(Interface dataset entries)
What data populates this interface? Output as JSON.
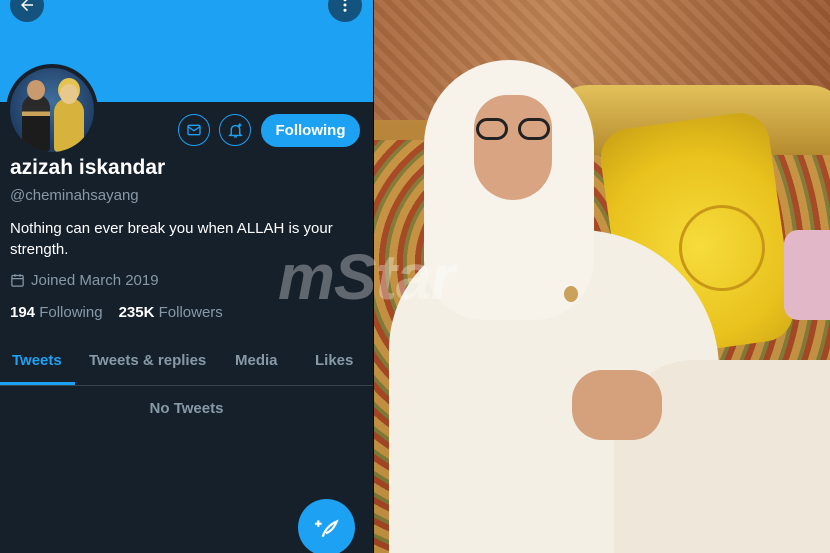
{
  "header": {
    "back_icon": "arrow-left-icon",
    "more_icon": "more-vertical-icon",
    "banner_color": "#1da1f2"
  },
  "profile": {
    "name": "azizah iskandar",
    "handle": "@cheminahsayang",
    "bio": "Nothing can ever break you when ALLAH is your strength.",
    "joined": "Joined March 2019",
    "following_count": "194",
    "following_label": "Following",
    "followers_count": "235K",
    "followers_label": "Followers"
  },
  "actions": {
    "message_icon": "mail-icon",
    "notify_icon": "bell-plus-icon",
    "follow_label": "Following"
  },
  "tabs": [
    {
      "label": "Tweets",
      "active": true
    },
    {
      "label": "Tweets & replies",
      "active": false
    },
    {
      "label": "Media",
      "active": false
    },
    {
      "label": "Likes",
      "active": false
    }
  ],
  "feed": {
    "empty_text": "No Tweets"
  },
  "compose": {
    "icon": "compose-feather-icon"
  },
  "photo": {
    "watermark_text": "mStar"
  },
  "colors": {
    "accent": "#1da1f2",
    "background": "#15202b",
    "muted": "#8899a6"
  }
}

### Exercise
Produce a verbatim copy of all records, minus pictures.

### Result of the task
What data populates this interface? Output as JSON.
{
  "header": {
    "back_icon": "arrow-left-icon",
    "more_icon": "more-vertical-icon",
    "banner_color": "#1da1f2"
  },
  "profile": {
    "name": "azizah iskandar",
    "handle": "@cheminahsayang",
    "bio": "Nothing can ever break you when ALLAH is your strength.",
    "joined": "Joined March 2019",
    "following_count": "194",
    "following_label": "Following",
    "followers_count": "235K",
    "followers_label": "Followers"
  },
  "actions": {
    "message_icon": "mail-icon",
    "notify_icon": "bell-plus-icon",
    "follow_label": "Following"
  },
  "tabs": [
    {
      "label": "Tweets",
      "active": true
    },
    {
      "label": "Tweets & replies",
      "active": false
    },
    {
      "label": "Media",
      "active": false
    },
    {
      "label": "Likes",
      "active": false
    }
  ],
  "feed": {
    "empty_text": "No Tweets"
  },
  "compose": {
    "icon": "compose-feather-icon"
  },
  "photo": {
    "watermark_text": "mStar"
  },
  "colors": {
    "accent": "#1da1f2",
    "background": "#15202b",
    "muted": "#8899a6"
  }
}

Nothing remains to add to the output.